(Material for this exercise begins)
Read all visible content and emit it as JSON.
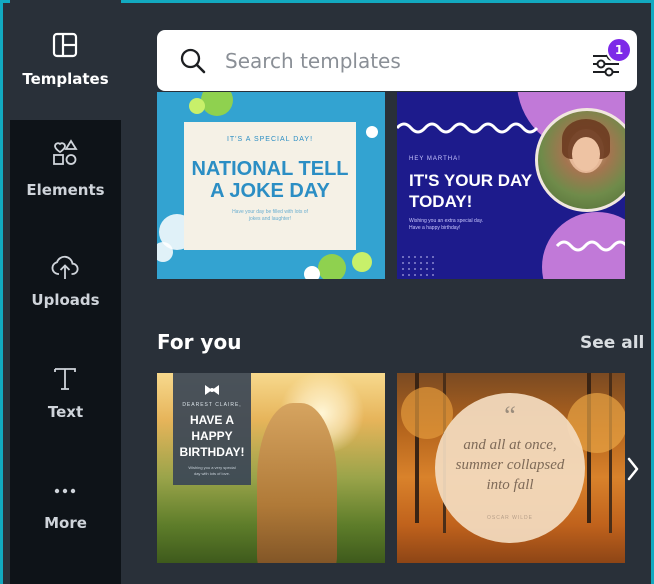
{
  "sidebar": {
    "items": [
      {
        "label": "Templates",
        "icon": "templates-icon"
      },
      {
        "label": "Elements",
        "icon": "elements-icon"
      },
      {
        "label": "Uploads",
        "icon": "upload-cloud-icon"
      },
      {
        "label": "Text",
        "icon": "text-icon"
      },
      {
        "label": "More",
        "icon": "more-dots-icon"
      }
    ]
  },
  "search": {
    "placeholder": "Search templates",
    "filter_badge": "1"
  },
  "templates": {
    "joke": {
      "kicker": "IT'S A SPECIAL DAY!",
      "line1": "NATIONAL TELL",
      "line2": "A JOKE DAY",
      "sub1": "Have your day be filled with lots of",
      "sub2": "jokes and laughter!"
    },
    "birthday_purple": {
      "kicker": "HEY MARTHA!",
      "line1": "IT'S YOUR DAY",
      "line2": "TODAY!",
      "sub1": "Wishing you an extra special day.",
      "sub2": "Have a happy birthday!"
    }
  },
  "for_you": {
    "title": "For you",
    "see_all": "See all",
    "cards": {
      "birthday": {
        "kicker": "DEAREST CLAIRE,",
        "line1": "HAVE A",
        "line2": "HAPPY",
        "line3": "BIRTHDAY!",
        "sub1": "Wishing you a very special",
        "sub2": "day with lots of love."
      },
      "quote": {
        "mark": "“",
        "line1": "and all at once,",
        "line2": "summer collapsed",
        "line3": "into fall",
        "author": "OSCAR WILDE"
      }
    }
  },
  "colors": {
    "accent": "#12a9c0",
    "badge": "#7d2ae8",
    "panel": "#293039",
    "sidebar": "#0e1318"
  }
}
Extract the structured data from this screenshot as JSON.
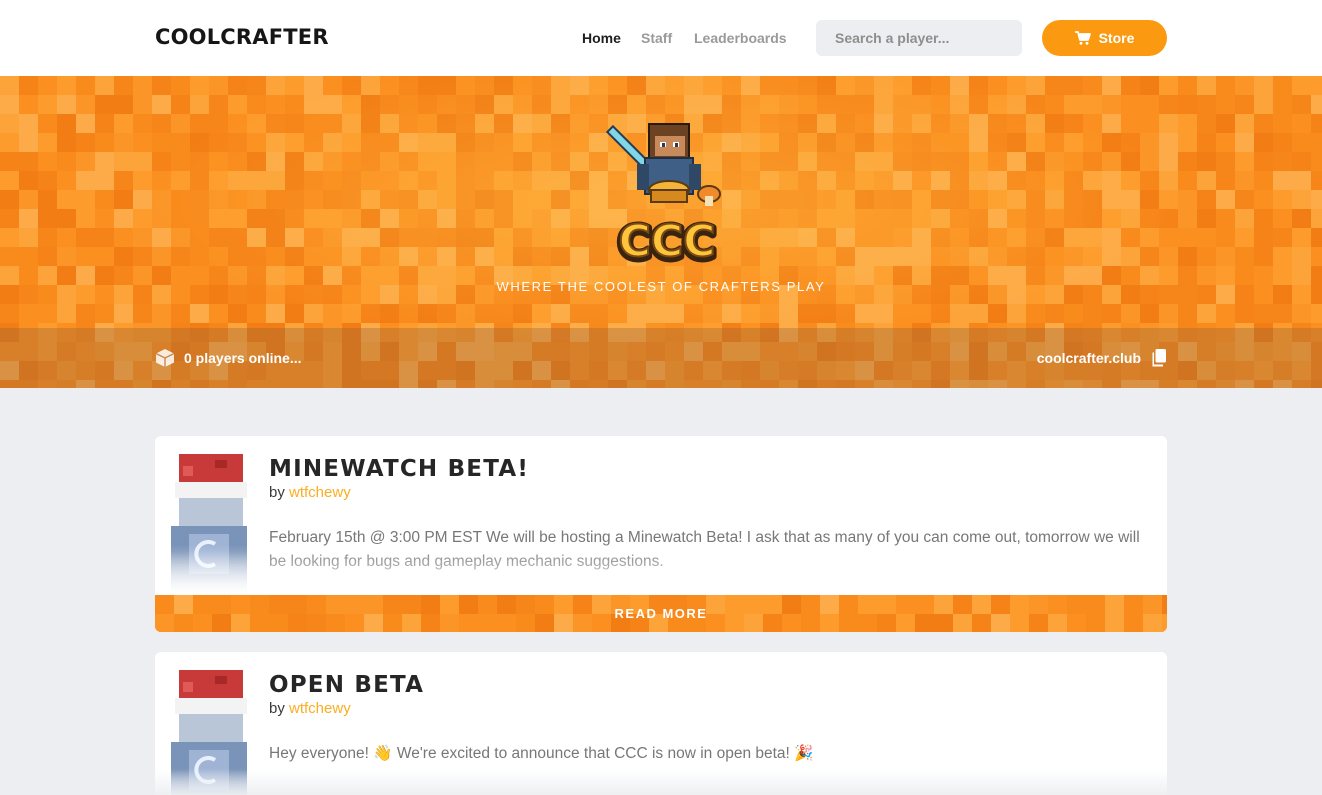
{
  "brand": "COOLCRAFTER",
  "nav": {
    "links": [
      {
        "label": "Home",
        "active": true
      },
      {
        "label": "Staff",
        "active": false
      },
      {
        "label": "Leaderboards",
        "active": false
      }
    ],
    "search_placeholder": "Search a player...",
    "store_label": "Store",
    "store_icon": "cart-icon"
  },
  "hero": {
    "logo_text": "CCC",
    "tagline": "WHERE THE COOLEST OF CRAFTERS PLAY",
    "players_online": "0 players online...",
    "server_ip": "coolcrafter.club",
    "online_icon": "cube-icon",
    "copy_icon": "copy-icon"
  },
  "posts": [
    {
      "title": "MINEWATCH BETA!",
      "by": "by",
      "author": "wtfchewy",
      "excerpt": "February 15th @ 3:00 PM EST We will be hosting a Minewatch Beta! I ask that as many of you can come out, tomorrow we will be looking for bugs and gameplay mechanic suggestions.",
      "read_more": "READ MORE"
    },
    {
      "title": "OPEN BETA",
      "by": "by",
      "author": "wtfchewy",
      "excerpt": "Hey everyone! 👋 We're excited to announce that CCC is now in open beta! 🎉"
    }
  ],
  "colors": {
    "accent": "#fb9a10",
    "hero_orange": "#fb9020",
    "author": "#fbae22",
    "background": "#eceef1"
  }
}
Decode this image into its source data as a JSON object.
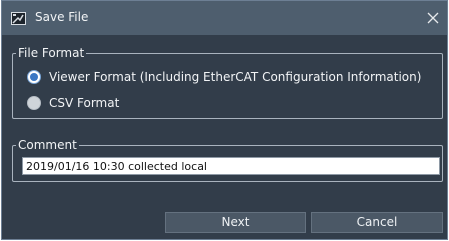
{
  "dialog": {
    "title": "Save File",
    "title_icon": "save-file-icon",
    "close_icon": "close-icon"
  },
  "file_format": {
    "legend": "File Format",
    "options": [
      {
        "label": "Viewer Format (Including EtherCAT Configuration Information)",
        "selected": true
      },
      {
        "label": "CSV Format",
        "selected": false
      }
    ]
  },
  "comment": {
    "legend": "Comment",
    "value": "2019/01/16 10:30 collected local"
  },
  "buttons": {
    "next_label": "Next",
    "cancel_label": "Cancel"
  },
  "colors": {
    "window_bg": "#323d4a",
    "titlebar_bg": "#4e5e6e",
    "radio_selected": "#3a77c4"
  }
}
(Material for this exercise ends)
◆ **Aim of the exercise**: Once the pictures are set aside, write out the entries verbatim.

◆ **The answer**:
Read all visible content and emit it as JSON.
{
  "sidebar": {
    "items": [
      {
        "label": "Templates",
        "icon": "templates-icon"
      },
      {
        "label": "Elements",
        "icon": "elements-icon"
      },
      {
        "label": "Uploads",
        "icon": "upload-cloud-icon"
      },
      {
        "label": "Text",
        "icon": "text-icon"
      },
      {
        "label": "More",
        "icon": "more-dots-icon"
      }
    ]
  },
  "search": {
    "placeholder": "Search templates",
    "filter_badge": "1"
  },
  "templates": {
    "joke": {
      "kicker": "IT'S A SPECIAL DAY!",
      "line1": "NATIONAL TELL",
      "line2": "A JOKE DAY",
      "sub1": "Have your day be filled with lots of",
      "sub2": "jokes and laughter!"
    },
    "birthday_purple": {
      "kicker": "HEY MARTHA!",
      "line1": "IT'S YOUR DAY",
      "line2": "TODAY!",
      "sub1": "Wishing you an extra special day.",
      "sub2": "Have a happy birthday!"
    }
  },
  "for_you": {
    "title": "For you",
    "see_all": "See all",
    "cards": {
      "birthday": {
        "kicker": "DEAREST CLAIRE,",
        "line1": "HAVE A",
        "line2": "HAPPY",
        "line3": "BIRTHDAY!",
        "sub1": "Wishing you a very special",
        "sub2": "day with lots of love."
      },
      "quote": {
        "mark": "“",
        "line1": "and all at once,",
        "line2": "summer collapsed",
        "line3": "into fall",
        "author": "OSCAR WILDE"
      }
    }
  },
  "colors": {
    "accent": "#12a9c0",
    "badge": "#7d2ae8",
    "panel": "#293039",
    "sidebar": "#0e1318"
  }
}
Extract the structured data from this screenshot as JSON.
{
  "brand": "COOLCRAFTER",
  "nav": {
    "links": [
      {
        "label": "Home",
        "active": true
      },
      {
        "label": "Staff",
        "active": false
      },
      {
        "label": "Leaderboards",
        "active": false
      }
    ],
    "search_placeholder": "Search a player...",
    "store_label": "Store",
    "store_icon": "cart-icon"
  },
  "hero": {
    "logo_text": "CCC",
    "tagline": "WHERE THE COOLEST OF CRAFTERS PLAY",
    "players_online": "0 players online...",
    "server_ip": "coolcrafter.club",
    "online_icon": "cube-icon",
    "copy_icon": "copy-icon"
  },
  "posts": [
    {
      "title": "MINEWATCH BETA!",
      "by": "by",
      "author": "wtfchewy",
      "excerpt": "February 15th @ 3:00 PM EST We will be hosting a Minewatch Beta! I ask that as many of you can come out, tomorrow we will be looking for bugs and gameplay mechanic suggestions.",
      "read_more": "READ MORE"
    },
    {
      "title": "OPEN BETA",
      "by": "by",
      "author": "wtfchewy",
      "excerpt": "Hey everyone! 👋 We're excited to announce that CCC is now in open beta! 🎉"
    }
  ],
  "colors": {
    "accent": "#fb9a10",
    "hero_orange": "#fb9020",
    "author": "#fbae22",
    "background": "#eceef1"
  }
}
Decode this image into its source data as a JSON object.
{
  "dialog": {
    "title": "Save File",
    "title_icon": "save-file-icon",
    "close_icon": "close-icon"
  },
  "file_format": {
    "legend": "File Format",
    "options": [
      {
        "label": "Viewer Format (Including EtherCAT Configuration Information)",
        "selected": true
      },
      {
        "label": "CSV Format",
        "selected": false
      }
    ]
  },
  "comment": {
    "legend": "Comment",
    "value": "2019/01/16 10:30 collected local"
  },
  "buttons": {
    "next_label": "Next",
    "cancel_label": "Cancel"
  },
  "colors": {
    "window_bg": "#323d4a",
    "titlebar_bg": "#4e5e6e",
    "radio_selected": "#3a77c4"
  }
}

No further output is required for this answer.